You know how we have named certain Sundays throughout the year based on their readings? Like we will often refer to the 4th Sunday of Easter as “Good Shepherd Sunday”, because the Gospel for that day is the parable of the Good Shepherd. Well, between Naaman the Syrian and the 10 guys in the Gospel, I recommended that today be referred to as “Leper Sunday”, but the pastor didn’t think that would look very good on a banner.
Still, it is tempting to think that today’s Gospel is about healing from Leprosy, but that is more like an unimportant, peripheral detail. The healing just sets that stage for the last, most important line: “Stand up and go; your faith has saved you.” Notice that Jesus delivers this line after the Samaritan man has been healed and returned. Jesus clearly has something other than physical healing in mind when he talks about salvation. Somehow, even though 10 men were healed, only one was “saved”.
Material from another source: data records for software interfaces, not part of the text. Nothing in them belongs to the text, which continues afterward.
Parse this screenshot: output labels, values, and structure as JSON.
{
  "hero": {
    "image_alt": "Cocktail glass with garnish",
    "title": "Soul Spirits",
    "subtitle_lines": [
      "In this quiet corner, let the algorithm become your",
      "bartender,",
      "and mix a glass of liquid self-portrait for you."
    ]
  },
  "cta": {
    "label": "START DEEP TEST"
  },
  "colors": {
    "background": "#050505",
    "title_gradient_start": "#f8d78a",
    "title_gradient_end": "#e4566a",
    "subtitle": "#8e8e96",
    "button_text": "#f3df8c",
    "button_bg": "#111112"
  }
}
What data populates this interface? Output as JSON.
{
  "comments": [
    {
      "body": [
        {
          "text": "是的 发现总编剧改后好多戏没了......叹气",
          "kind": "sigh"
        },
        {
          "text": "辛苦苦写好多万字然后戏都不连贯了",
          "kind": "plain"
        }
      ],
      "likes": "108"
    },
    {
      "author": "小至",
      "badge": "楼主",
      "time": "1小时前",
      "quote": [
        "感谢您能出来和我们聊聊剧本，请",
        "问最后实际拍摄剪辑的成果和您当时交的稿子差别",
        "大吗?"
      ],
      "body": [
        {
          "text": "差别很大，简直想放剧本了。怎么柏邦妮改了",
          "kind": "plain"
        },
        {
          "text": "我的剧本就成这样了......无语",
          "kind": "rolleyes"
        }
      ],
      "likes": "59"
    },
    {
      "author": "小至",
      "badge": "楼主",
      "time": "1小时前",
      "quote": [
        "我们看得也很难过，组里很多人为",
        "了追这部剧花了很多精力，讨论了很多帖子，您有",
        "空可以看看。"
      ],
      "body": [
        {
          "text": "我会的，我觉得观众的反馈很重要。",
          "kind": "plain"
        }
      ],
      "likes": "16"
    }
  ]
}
So what is salvation? As Catholics, this is actually a difficult question to answer, because the Church has only been clear on what salvation is not. Salvation is not just living a good life, which is something we could achieve on our own without God. Salvation is also not being shielded from the wrath of an angry God, as so many of our Protestant brothers and sisters like to think. Salvation in Catholic theology lies somewhere between the two. Jesus saves us from sin, but how he does so is still up for debate.
The most compelling explanation I have heard is that Jesus saves us through solidarity; that is, Jesus unites himself to us, so that we can be united to him. Jesus became human, suffered temptation, and took all our sins upon himself, so that in everything we experience every day, we know that Jesus has experienced it, too. It is kind of like Undercover Boss, on a cosmic scale. This means that everything Jesus touched, everything Jesus experienced, everything Jesus underwent is purified by and united to God, because Jesus is God. If Jesus had not died, death would not be purified.
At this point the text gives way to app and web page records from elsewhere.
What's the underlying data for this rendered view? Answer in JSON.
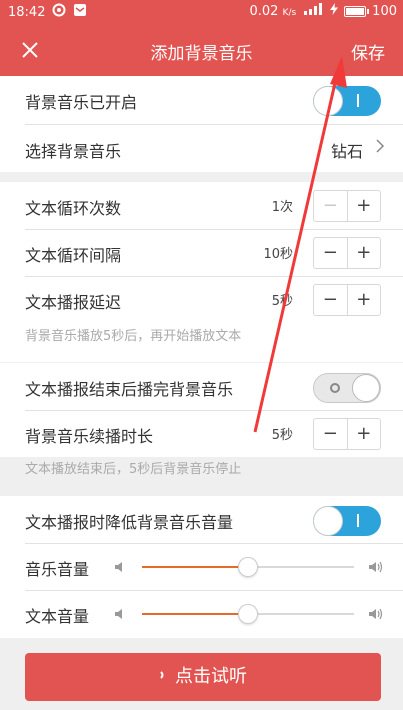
{
  "status": {
    "time": "18:42",
    "net_speed": "0.02",
    "net_unit": "K/s",
    "battery": "100"
  },
  "appbar": {
    "close_icon": "close-icon",
    "title": "添加背景音乐",
    "save_label": "保存"
  },
  "section1": {
    "bg_music_label": "背景音乐已开启",
    "bg_music_enabled": true,
    "select_label": "选择背景音乐",
    "select_value": "钻石"
  },
  "section2": {
    "loop_label": "文本循环次数",
    "loop_value": "1次",
    "interval_label": "文本循环间隔",
    "interval_value": "10秒",
    "delay_label": "文本播报延迟",
    "delay_value": "5秒",
    "hint": "背景音乐播放5秒后，再开始播放文本"
  },
  "section3": {
    "finish_label": "文本播报结束后播完背景音乐",
    "finish_enabled": false,
    "continue_label": "背景音乐续播时长",
    "continue_value": "5秒",
    "hint": "文本播放结束后，5秒后背景音乐停止"
  },
  "section4": {
    "duck_label": "文本播报时降低背景音乐音量",
    "duck_enabled": true,
    "music_volume_label": "音乐音量",
    "music_volume": 0.5,
    "text_volume_label": "文本音量",
    "text_volume": 0.5
  },
  "footer": {
    "listen_label": "点击试听"
  },
  "stepper": {
    "minus": "−",
    "plus": "+"
  },
  "colors": {
    "accent": "#e25451",
    "toggle_on": "#2da3dc",
    "slider_fill": "#e66a2a",
    "annotation_arrow": "#f03a3a"
  }
}
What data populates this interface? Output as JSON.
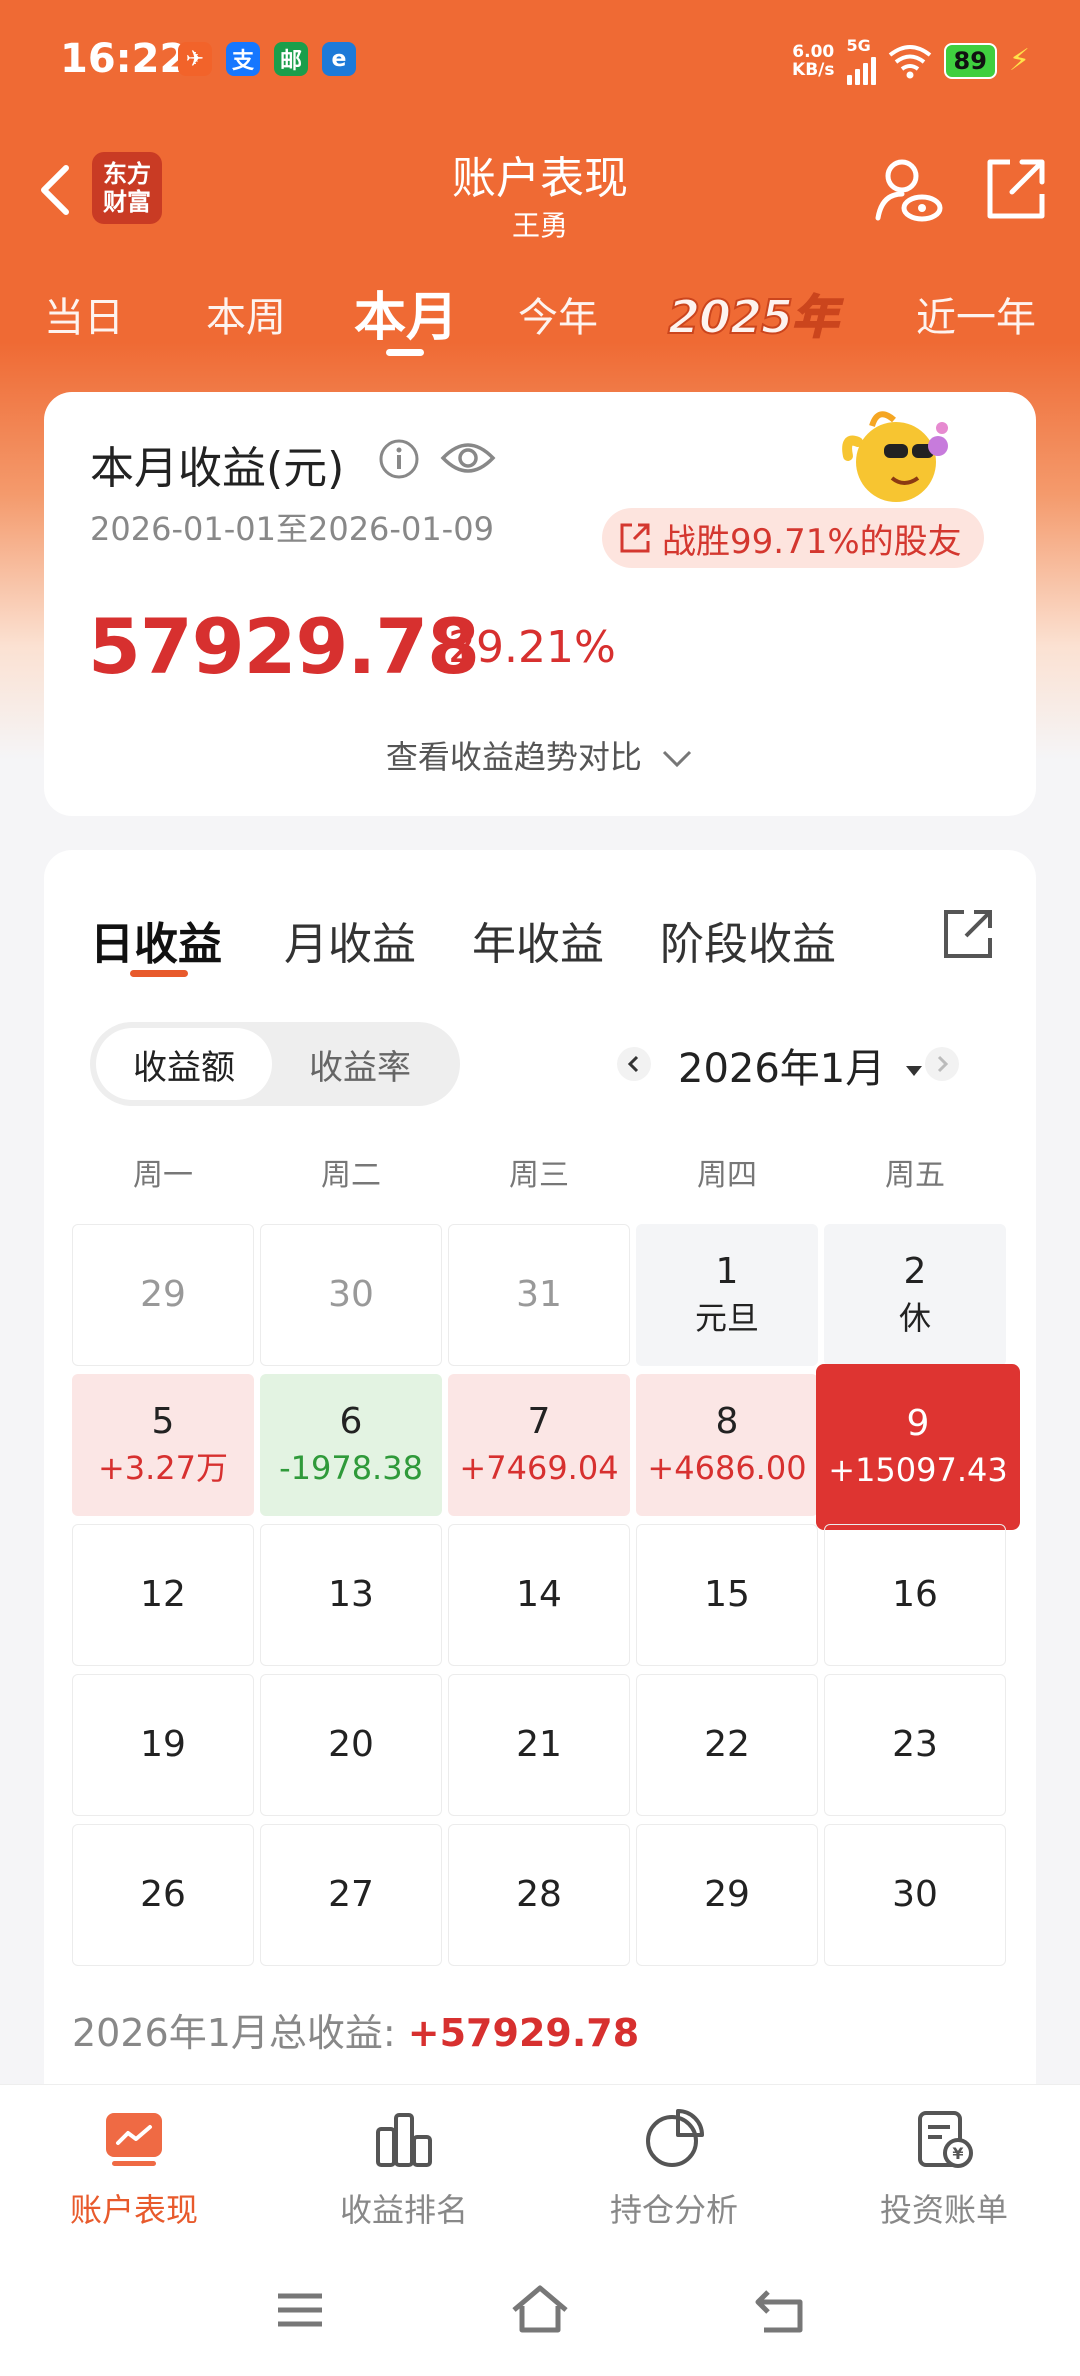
{
  "status_bar": {
    "time": "16:22",
    "net_speed_value": "6.00",
    "net_speed_unit": "KB/s",
    "network_type": "5G",
    "battery": "89",
    "app_icons": [
      {
        "name": "message-app-icon",
        "glyph": "✈",
        "color": "#f2632a"
      },
      {
        "name": "alipay-app-icon",
        "glyph": "支",
        "color": "#1677ff"
      },
      {
        "name": "postal-app-icon",
        "glyph": "邮",
        "color": "#1a9e4b"
      },
      {
        "name": "telecom-app-icon",
        "glyph": "e",
        "color": "#1d7ad8"
      }
    ]
  },
  "header": {
    "logo_text_line1": "东方",
    "logo_text_line2": "财富",
    "title": "账户表现",
    "subtitle": "王勇"
  },
  "period_tabs": [
    {
      "label": "当日",
      "active": false
    },
    {
      "label": "本周",
      "active": false
    },
    {
      "label": "本月",
      "active": true
    },
    {
      "label": "今年",
      "active": false
    },
    {
      "label": "2025年",
      "active": false
    },
    {
      "label": "近一年",
      "active": false
    }
  ],
  "summary": {
    "title": "本月收益(元)",
    "date_range": "2026-01-01至2026-01-09",
    "beat_text": "战胜99.71%的股友",
    "value": "57929.78",
    "percent": "29.21%",
    "trend_link": "查看收益趋势对比"
  },
  "calendar": {
    "tabs": [
      {
        "label": "日收益",
        "active": true
      },
      {
        "label": "月收益",
        "active": false
      },
      {
        "label": "年收益",
        "active": false
      },
      {
        "label": "阶段收益",
        "active": false
      }
    ],
    "toggle": {
      "on": "收益额",
      "off": "收益率"
    },
    "month_label": "2026年1月",
    "weekdays": [
      "周一",
      "周二",
      "周三",
      "周四",
      "周五"
    ],
    "rows": [
      [
        {
          "day": "29",
          "sub": "",
          "type": "other"
        },
        {
          "day": "30",
          "sub": "",
          "type": "other"
        },
        {
          "day": "31",
          "sub": "",
          "type": "other"
        },
        {
          "day": "1",
          "sub": "元旦",
          "type": "holiday"
        },
        {
          "day": "2",
          "sub": "休",
          "type": "holiday"
        }
      ],
      [
        {
          "day": "5",
          "sub": "+3.27万",
          "type": "gain"
        },
        {
          "day": "6",
          "sub": "-1978.38",
          "type": "loss"
        },
        {
          "day": "7",
          "sub": "+7469.04",
          "type": "gain"
        },
        {
          "day": "8",
          "sub": "+4686.00",
          "type": "gain"
        },
        {
          "day": "9",
          "sub": "+15097.43",
          "type": "today"
        }
      ],
      [
        {
          "day": "12",
          "sub": "",
          "type": "normal"
        },
        {
          "day": "13",
          "sub": "",
          "type": "normal"
        },
        {
          "day": "14",
          "sub": "",
          "type": "normal"
        },
        {
          "day": "15",
          "sub": "",
          "type": "normal"
        },
        {
          "day": "16",
          "sub": "",
          "type": "normal"
        }
      ],
      [
        {
          "day": "19",
          "sub": "",
          "type": "normal"
        },
        {
          "day": "20",
          "sub": "",
          "type": "normal"
        },
        {
          "day": "21",
          "sub": "",
          "type": "normal"
        },
        {
          "day": "22",
          "sub": "",
          "type": "normal"
        },
        {
          "day": "23",
          "sub": "",
          "type": "normal"
        }
      ],
      [
        {
          "day": "26",
          "sub": "",
          "type": "normal"
        },
        {
          "day": "27",
          "sub": "",
          "type": "normal"
        },
        {
          "day": "28",
          "sub": "",
          "type": "normal"
        },
        {
          "day": "29",
          "sub": "",
          "type": "normal"
        },
        {
          "day": "30",
          "sub": "",
          "type": "normal"
        }
      ]
    ],
    "total_label": "2026年1月总收益: ",
    "total_value": "+57929.78"
  },
  "bottom_nav": [
    {
      "label": "账户表现",
      "icon": "account-performance-icon",
      "active": true
    },
    {
      "label": "收益排名",
      "icon": "ranking-bar-icon",
      "active": false
    },
    {
      "label": "持仓分析",
      "icon": "pie-chart-icon",
      "active": false
    },
    {
      "label": "投资账单",
      "icon": "bill-icon",
      "active": false
    }
  ],
  "colors": {
    "brand": "#ef6a34",
    "gain": "#d7302f",
    "loss": "#2f9a3a",
    "accent": "#e85a2c"
  }
}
See Jesus is the source of all goodness, all purity, all happiness. Whatever he touches is made clean. This means that we are saved to the extent that we united ourselves to Jesus. Whatever we give to Jesus is purified of sin and made like God. Whatever we keep to ourselves, hidden away from God, will remain sinful and corrupted. We have to give everything to Jesus: our desires, our struggles, our sins, or shame, our hopes, our dreams, our families, even our very selves; because these are all important parts of us, and only if we unite them with Jesus can he save us.
So the leper is saved because, in an act of pure thanksgiving and faith, he gives himself over entirely to Jesus. Which makes the original healing very interesting, almost like a test. The 10 lepers ask to be healed, and so they are healed, but this gift is not the end of the story, but the beginning. What each leper does in response to the healing matters, and only the Samaritan leper responded in a way that brought him salvation.
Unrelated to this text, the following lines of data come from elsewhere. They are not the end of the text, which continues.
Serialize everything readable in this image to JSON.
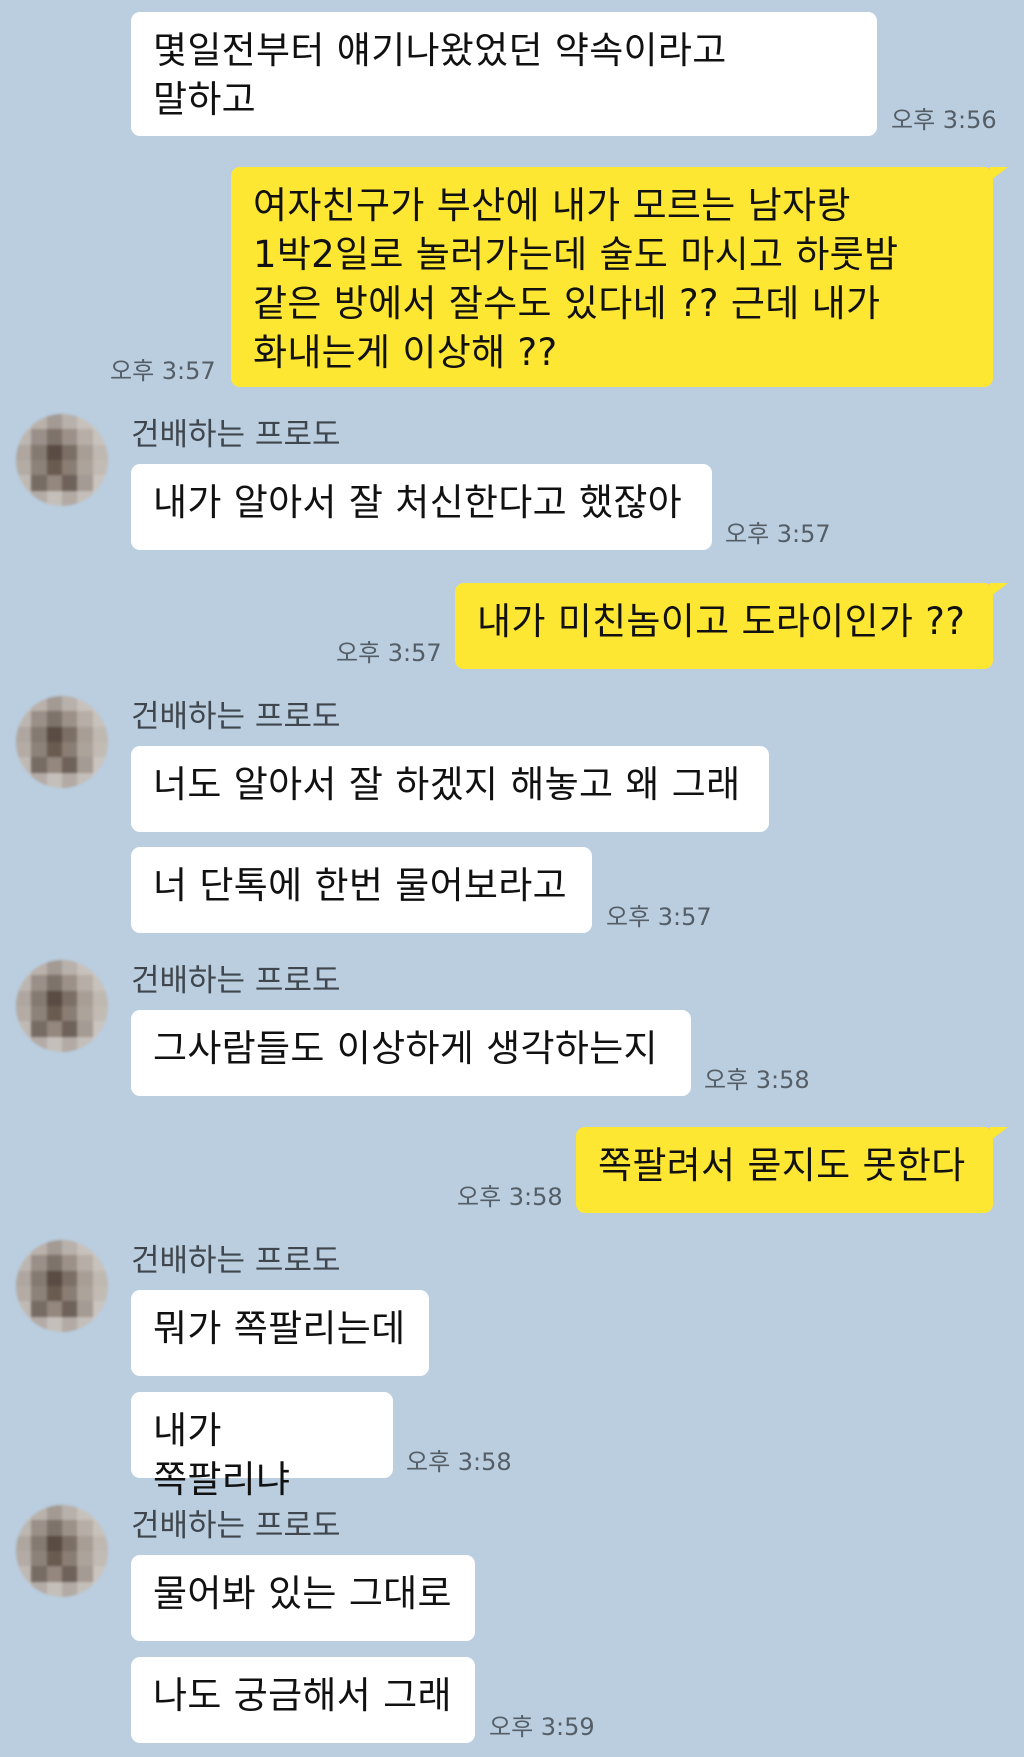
{
  "contact_name": "건배하는 프로도",
  "messages": [
    {
      "text": "몇일전부터 얘기나왔었던 약속이라고\n말하고",
      "time": "오후 3:56"
    },
    {
      "text": "여자친구가 부산에 내가 모르는 남자랑\n1박2일로 놀러가는데 술도 마시고 하룻밤\n같은 방에서 잘수도 있다네 ?? 근데 내가\n화내는게 이상해 ??",
      "time": "오후 3:57"
    },
    {
      "text": "내가 알아서 잘 처신한다고 했잖아",
      "time": "오후 3:57"
    },
    {
      "text": "내가 미친놈이고 도라이인가 ??",
      "time": "오후 3:57"
    },
    {
      "text": "너도 알아서 잘 하겠지 해놓고 왜 그래"
    },
    {
      "text": "너 단톡에 한번 물어보라고",
      "time": "오후 3:57"
    },
    {
      "text": "그사람들도 이상하게 생각하는지",
      "time": "오후 3:58"
    },
    {
      "text": "쪽팔려서 묻지도 못한다",
      "time": "오후 3:58"
    },
    {
      "text": "뭐가 쪽팔리는데"
    },
    {
      "text": "내가 쪽팔리냐",
      "time": "오후 3:58"
    },
    {
      "text": "물어봐 있는 그대로"
    },
    {
      "text": "나도 궁금해서 그래",
      "time": "오후 3:59"
    }
  ],
  "colors": {
    "background": "#bacee0",
    "outgoing_bubble": "#fee733",
    "incoming_bubble": "#ffffff"
  }
}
Similarly, God tests us with our gifts. Most of us in this parish, myself included, have been very blessed: we live comfortable lives, we have loving families, we have health and security. We are like the 10 lepers after they were cleansed. But it is what happens next, how we respond to these gifts, that ultimately matters. The question is, are we using these gifts to grow closer to Jesus? Are we so thankful for the things we have been given that we return, glorifying God in a loud voice, falling at the feet of Jesus to thank him? It is in this response that we will find salvation.
But, lest we be tempted by the Gospel of prosperity, it is important to remember that not only our gifts, but our sufferings can bring us close to God. There is a reason that Jesus suffered such a horrible, gruesome death: so that whenever we suffer, we know that God suffered right along with us. Our sufferings, as unwelcome as they are, give us an opportunity to unite ourselves to Jesus in a new and very powerful way. Saint Paul is very clear in the second reading that it is only by dying with Jesus that we shall also live with Jesus.
So there it is: salvation is life with Christ. Not life sometimes, but life all the time. Salvation is consciously realizing that Jesus is with us in every joy and in every pain. Salvation is holding nothing back from God, but giving everything over to him so that he can purify it and make it new. Salvation is uniting ourselves to Jesus, who has already united himself with us.